Making Gladhands Tight

Is it spring yet?  The Electroliner (actually just a quarter Liner) pokes its nose out the door to see.

Meanwhile, in the shop, a DH-25 compressor is slated for use on the 451.  If the armature resistance is too low, an easy thing to do is to put a light bulb inside to drive out the moisture.   So keep your fingers crossed.   

Now for some vocational instruction, in case you ever want to make brakes hoses for a living.  Gerry Dettloff demonstrates how to use our banding machine for attaching gladhands and fittings to  the hoses.  Here's the device with a new band in place, ready to tighten down.

Helped by Bob Olson, he puts the hose into the band, and then the gladhand is put into the hose.

Then he starts cranking to tighten the band until it refuses to move any more.

Now Jeron also lends a hand, and shows how the band is crimped and cut in one motion.

And when it's done, it looks like this.  This will be used on the 810.
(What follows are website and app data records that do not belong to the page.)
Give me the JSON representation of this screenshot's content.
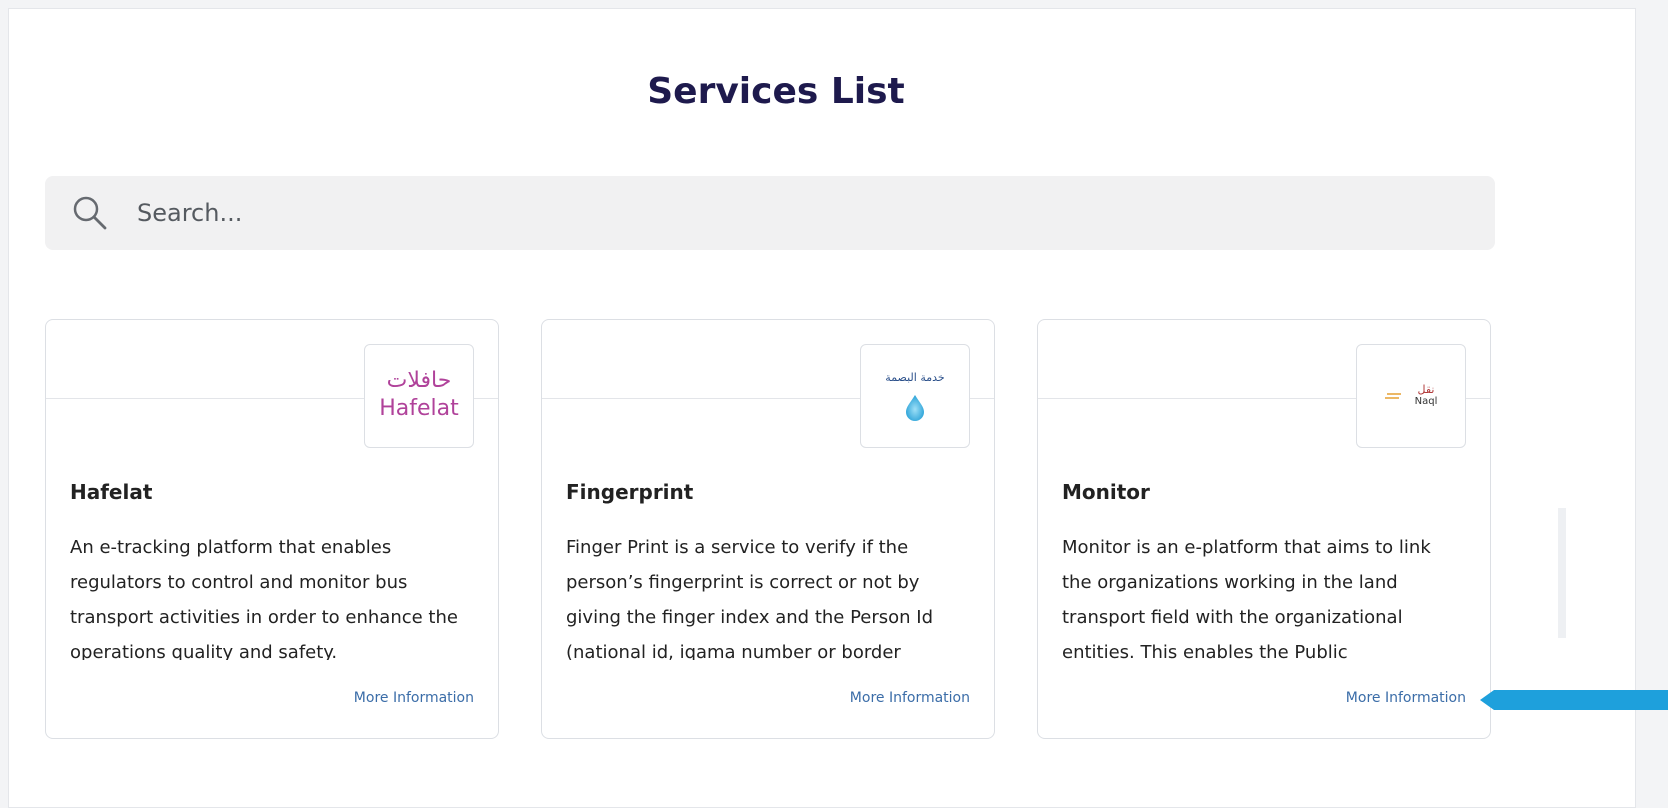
{
  "page": {
    "title": "Services List"
  },
  "search": {
    "placeholder": "Search...",
    "icon": "search-icon"
  },
  "services": [
    {
      "title": "Hafelat",
      "description": "An e-tracking platform that enables regulators to control and monitor bus transport activities in order to enhance the operations quality and safety.",
      "more_label": "More Information",
      "logo": {
        "text_ar": "حافلات",
        "text_en": "Hafelat",
        "color": "#b0429a"
      }
    },
    {
      "title": "Fingerprint",
      "description": "Finger Print is a service to verify if the person’s fingerprint is correct or not by giving the finger index and the Person Id (national id, iqama number or border",
      "more_label": "More Information",
      "logo": {
        "text_ar": "خدمة البصمة",
        "icon": "fingerprint-drop-icon",
        "color": "#2a4f8a"
      }
    },
    {
      "title": "Monitor",
      "description": "Monitor is an e-platform that aims to link the organizations working in the land transport field with the organizational entities. This enables the Public",
      "more_label": "More Information",
      "logo": {
        "text_ar": "نقل",
        "text_en": "Naql",
        "color": "#b13a3a"
      }
    }
  ],
  "colors": {
    "title": "#1e1a4d",
    "link": "#3b6da8",
    "search_bg": "#f1f1f2",
    "pointer": "#1ea0dc"
  }
}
And here's a before and after shot of the two hoses for the car.

And here's another mystery photo contest: what exactly is this?  It's a clamp of some sort, with handles for manipulating it, but what is it used for?  Send in your suggestions.  I have dibs on the medieval torture device theory.
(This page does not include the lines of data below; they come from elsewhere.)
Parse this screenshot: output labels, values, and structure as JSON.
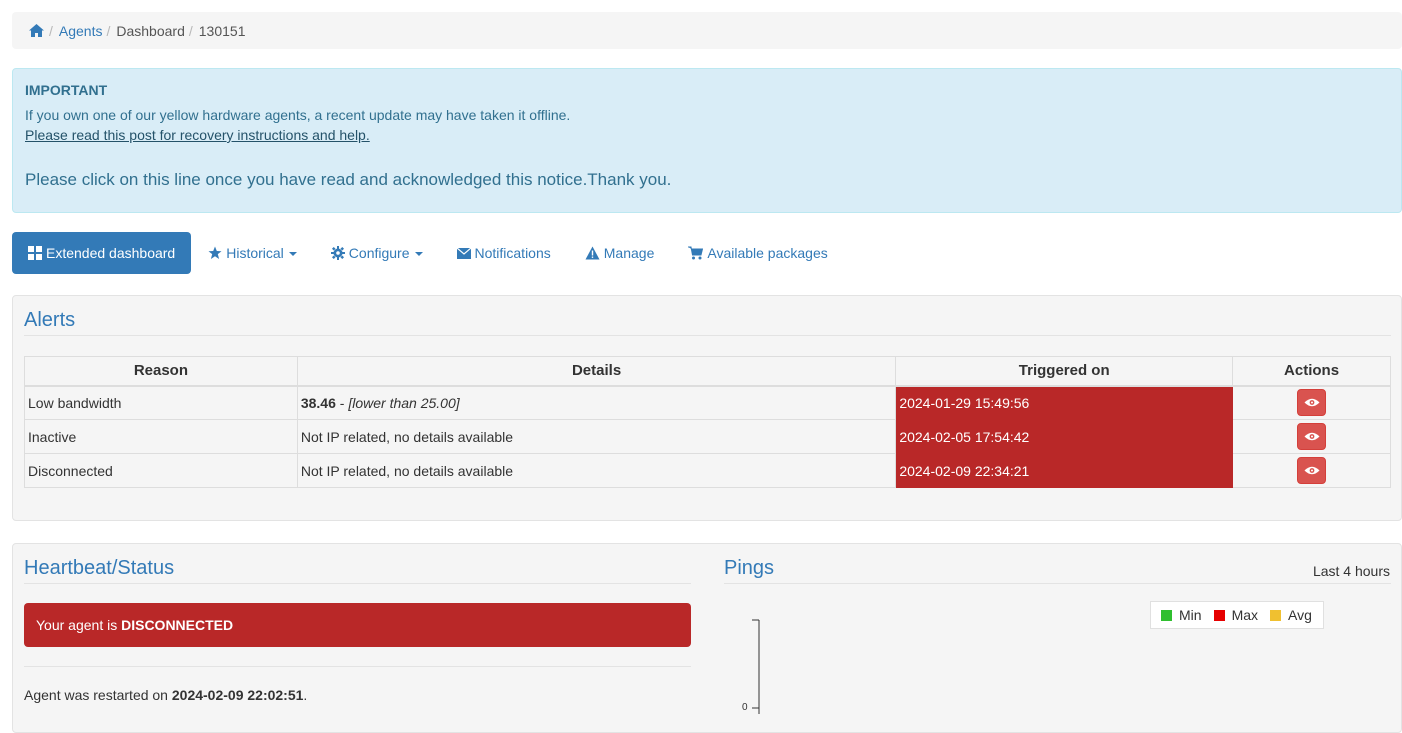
{
  "breadcrumb": {
    "items": [
      "Agents",
      "Dashboard",
      "130151"
    ]
  },
  "notice": {
    "title": "IMPORTANT",
    "line1": "If you own one of our yellow hardware agents, a recent update may have taken it offline.",
    "link": "Please read this post for recovery instructions and help.",
    "ack": "Please click on this line once you have read and acknowledged this notice.Thank you."
  },
  "nav": {
    "extended": "Extended dashboard",
    "historical": "Historical",
    "configure": "Configure",
    "notifications": "Notifications",
    "manage": "Manage",
    "packages": "Available packages"
  },
  "alerts": {
    "title": "Alerts",
    "columns": [
      "Reason",
      "Details",
      "Triggered on",
      "Actions"
    ],
    "rows": [
      {
        "reason": "Low bandwidth",
        "detail_value": "38.46",
        "detail_sep": " - ",
        "detail_note": "[lower than 25.00]",
        "triggered": "2024-01-29 15:49:56"
      },
      {
        "reason": "Inactive",
        "detail_value": "",
        "detail_sep": "",
        "detail_note": "Not IP related, no details available",
        "triggered": "2024-02-05 17:54:42"
      },
      {
        "reason": "Disconnected",
        "detail_value": "",
        "detail_sep": "",
        "detail_note": "Not IP related, no details available",
        "triggered": "2024-02-09 22:34:21"
      }
    ]
  },
  "heartbeat": {
    "title": "Heartbeat/Status",
    "status_prefix": "Your agent is ",
    "status_value": "DISCONNECTED",
    "restart_prefix": "Agent was restarted on ",
    "restart_value": "2024-02-09 22:02:51",
    "restart_suffix": "."
  },
  "pings": {
    "title": "Pings",
    "range": "Last 4 hours",
    "legend": [
      {
        "name": "Min",
        "color": "#2fbf2f"
      },
      {
        "name": "Max",
        "color": "#e60000"
      },
      {
        "name": "Avg",
        "color": "#f0c030"
      }
    ],
    "y_tick": "0"
  },
  "colors": {
    "accent": "#337ab7",
    "danger": "#b92828",
    "info_bg": "#d9edf7"
  }
}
Tim continues to produce new doors and windows, as seen here.

This is a motorman's door for the 1754.   Tim points out that this door was reversed by moving both the hinges and the door latch from one side to the other when the Northwestern Elevated switched from left-hand to right-hand running.

And several new window frames are in the big press.
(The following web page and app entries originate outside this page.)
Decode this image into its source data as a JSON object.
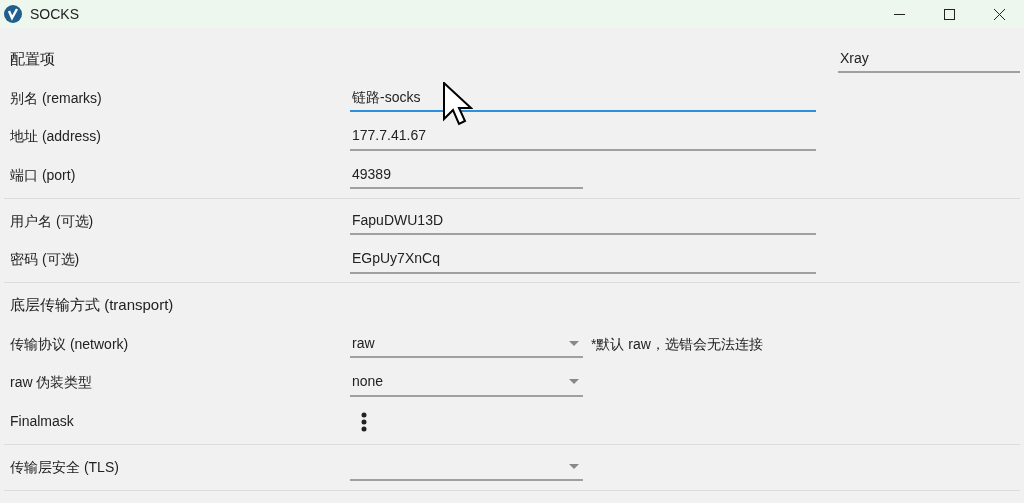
{
  "window": {
    "title": "SOCKS"
  },
  "sections": [
    {
      "heading": "配置项",
      "core_field": {
        "value": "Xray",
        "focused": false
      },
      "rows": [
        {
          "kind": "text",
          "label": "别名 (remarks)",
          "value": "链路-socks",
          "focused": true
        },
        {
          "kind": "text",
          "label": "地址 (address)",
          "value": "177.7.41.67",
          "focused": false
        },
        {
          "kind": "short_text",
          "label": "端口 (port)",
          "value": "49389",
          "focused": false
        }
      ]
    },
    {
      "rows": [
        {
          "kind": "text",
          "label": "用户名 (可选)",
          "value": "FapuDWU13D",
          "focused": false
        },
        {
          "kind": "text",
          "label": "密码 (可选)",
          "value": "EGpUy7XnCq",
          "focused": false
        }
      ]
    },
    {
      "heading": "底层传输方式 (transport)",
      "rows": [
        {
          "kind": "select",
          "label": "传输协议 (network)",
          "value": "raw",
          "note": "*默认 raw，选错会无法连接"
        },
        {
          "kind": "select",
          "label": "raw 伪装类型",
          "value": "none"
        },
        {
          "kind": "menu",
          "label": "Finalmask"
        }
      ]
    },
    {
      "rows": [
        {
          "kind": "select",
          "label": "传输层安全 (TLS)"
        }
      ]
    }
  ]
}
As for me, I was mostly working in the 319's vestibule again. 

 Some more sanding and scraping, but it's getting close to completion.  Surface prep is followed by a first coat of white primer, which is usually enough.

Then there were several parts of the vestibule that were ready for a first coat of finish red.  Brilliant!

The red does not cover very well, and two or three coats will be required.

And then I put the second new clerestory window in place in the 150 (on the left).  

And I spent some time looking for a replacement brake cutout for the 309.  The original is the black one at lower left.  I tested three from the Museum's supply of these things, but so far without success.  The flunkers are tagged and put back into storage.  But I'll keep looking.


Anonymous said...

That's a Westinghouse Air Brake Company DH-25 compressor, not a D3-F. I believe that is for the CA&E 451, which currently does not have an air compressor.

The Northwestern 'L' only changed cabs from the left-hand side to the right-hand side during major rebuilding projects. NWERR 24 still has its left-hand cab, as built.

Bill Wulfert

Randall Hicks said...

You're right, they changed it out when I wasn't looking. I'll fix it. Rather embarrassing, I must admit.

Joel Ahrendt said...

That pesky shop crew switching things when no one was looking. The wrong compressor was brought in only because it was the only compressor that was sitting alone which had been the words given. Turns out, the correct one (currently drying in the shop) had been buried under other compressors. Stay tuned for progress.

Anonymous said...

The thingy looks like a frame to hold a similar crimper for installing the ends on brake hoses.

Anonymous said...

I think it's a Nick's patented donation extractor.


Anonymous said...

Here's a hint on the mystery object: The clamp goes on the front way of our lathe.

R. W. Schauer